#### Exercise:
Where a line of the listing below holds "icon", add it to the tally; give only the final number.

#### Information given:
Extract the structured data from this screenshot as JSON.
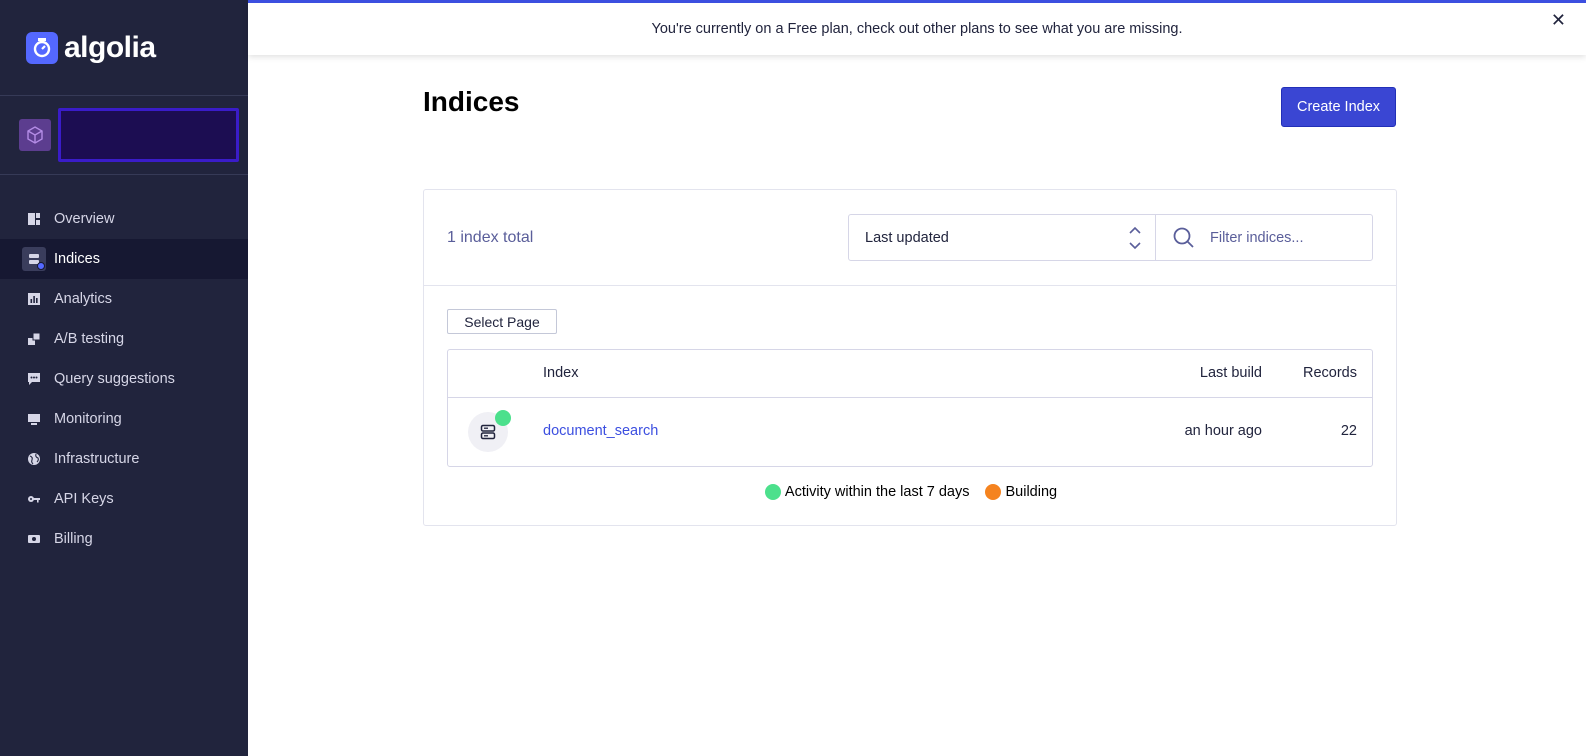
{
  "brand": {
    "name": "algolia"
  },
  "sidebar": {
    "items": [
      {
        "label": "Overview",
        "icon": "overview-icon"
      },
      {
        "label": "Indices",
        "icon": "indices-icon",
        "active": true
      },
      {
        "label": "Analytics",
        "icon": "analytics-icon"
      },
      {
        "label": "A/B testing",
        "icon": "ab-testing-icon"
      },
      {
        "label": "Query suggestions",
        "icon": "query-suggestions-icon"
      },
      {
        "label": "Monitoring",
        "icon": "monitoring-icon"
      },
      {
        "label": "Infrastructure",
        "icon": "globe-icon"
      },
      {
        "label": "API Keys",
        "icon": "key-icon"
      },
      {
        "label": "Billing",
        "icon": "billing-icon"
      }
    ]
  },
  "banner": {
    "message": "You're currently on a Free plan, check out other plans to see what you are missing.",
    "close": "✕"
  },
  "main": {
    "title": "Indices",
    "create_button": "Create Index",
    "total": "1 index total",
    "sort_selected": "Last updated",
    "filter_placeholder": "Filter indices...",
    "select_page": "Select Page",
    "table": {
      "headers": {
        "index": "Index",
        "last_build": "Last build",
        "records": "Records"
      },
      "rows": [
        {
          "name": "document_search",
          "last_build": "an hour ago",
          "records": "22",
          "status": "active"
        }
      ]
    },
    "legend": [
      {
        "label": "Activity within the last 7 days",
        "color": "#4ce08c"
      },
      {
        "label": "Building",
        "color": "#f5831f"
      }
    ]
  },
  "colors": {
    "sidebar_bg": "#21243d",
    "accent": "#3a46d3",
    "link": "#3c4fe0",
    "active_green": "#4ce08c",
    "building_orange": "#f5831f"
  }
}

#### Solution for this problem:
9